## Data records for software interfaces
+---+

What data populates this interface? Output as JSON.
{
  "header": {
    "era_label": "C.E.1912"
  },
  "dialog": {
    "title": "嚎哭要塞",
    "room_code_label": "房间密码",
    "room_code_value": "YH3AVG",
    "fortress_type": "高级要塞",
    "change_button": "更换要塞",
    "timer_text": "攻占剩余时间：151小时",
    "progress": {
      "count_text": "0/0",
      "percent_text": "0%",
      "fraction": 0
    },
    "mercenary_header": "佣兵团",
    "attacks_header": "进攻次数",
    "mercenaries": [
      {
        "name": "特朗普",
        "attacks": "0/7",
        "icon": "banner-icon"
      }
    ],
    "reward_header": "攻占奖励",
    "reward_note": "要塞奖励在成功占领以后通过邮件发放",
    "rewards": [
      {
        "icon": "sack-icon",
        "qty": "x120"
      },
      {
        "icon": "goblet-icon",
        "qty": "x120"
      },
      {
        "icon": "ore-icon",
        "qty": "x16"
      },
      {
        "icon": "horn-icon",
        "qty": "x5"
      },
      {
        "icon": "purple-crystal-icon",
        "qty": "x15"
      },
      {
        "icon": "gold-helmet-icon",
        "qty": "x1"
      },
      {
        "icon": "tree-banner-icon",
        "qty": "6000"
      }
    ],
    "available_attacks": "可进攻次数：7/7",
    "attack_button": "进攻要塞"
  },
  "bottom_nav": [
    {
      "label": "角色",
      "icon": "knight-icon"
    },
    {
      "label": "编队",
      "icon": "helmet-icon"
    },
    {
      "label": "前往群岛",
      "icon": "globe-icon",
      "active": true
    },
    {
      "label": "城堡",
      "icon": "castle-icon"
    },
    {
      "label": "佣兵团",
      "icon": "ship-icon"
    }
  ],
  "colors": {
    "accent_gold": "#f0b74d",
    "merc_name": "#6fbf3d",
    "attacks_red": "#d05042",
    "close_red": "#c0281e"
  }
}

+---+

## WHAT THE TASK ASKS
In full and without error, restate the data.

## YOUR SOLUTION
What data populates this interface? Output as JSON.
{
  "header": {
    "era_label": "C.E.1912"
  },
  "dialog": {
    "title": "嚎哭要塞",
    "room_code_label": "房间密码",
    "room_code_value": "YH3AVG",
    "fortress_type": "高级要塞",
    "change_button": "更换要塞",
    "timer_text": "攻占剩余时间：151小时",
    "progress": {
      "count_text": "0/0",
      "percent_text": "0%",
      "fraction": 0
    },
    "mercenary_header": "佣兵团",
    "attacks_header": "进攻次数",
    "mercenaries": [
      {
        "name": "特朗普",
        "attacks": "0/7",
        "icon": "banner-icon"
      }
    ],
    "reward_header": "攻占奖励",
    "reward_note": "要塞奖励在成功占领以后通过邮件发放",
    "rewards": [
      {
        "icon": "sack-icon",
        "qty": "x120"
      },
      {
        "icon": "goblet-icon",
        "qty": "x120"
      },
      {
        "icon": "ore-icon",
        "qty": "x16"
      },
      {
        "icon": "horn-icon",
        "qty": "x5"
      },
      {
        "icon": "purple-crystal-icon",
        "qty": "x15"
      },
      {
        "icon": "gold-helmet-icon",
        "qty": "x1"
      },
      {
        "icon": "tree-banner-icon",
        "qty": "6000"
      }
    ],
    "available_attacks": "可进攻次数：7/7",
    "attack_button": "进攻要塞"
  },
  "bottom_nav": [
    {
      "label": "角色",
      "icon": "knight-icon"
    },
    {
      "label": "编队",
      "icon": "helmet-icon"
    },
    {
      "label": "前往群岛",
      "icon": "globe-icon",
      "active": true
    },
    {
      "label": "城堡",
      "icon": "castle-icon"
    },
    {
      "label": "佣兵团",
      "icon": "ship-icon"
    }
  ],
  "colors": {
    "accent_gold": "#f0b74d",
    "merc_name": "#6fbf3d",
    "attacks_red": "#d05042",
    "close_red": "#c0281e"
  }
}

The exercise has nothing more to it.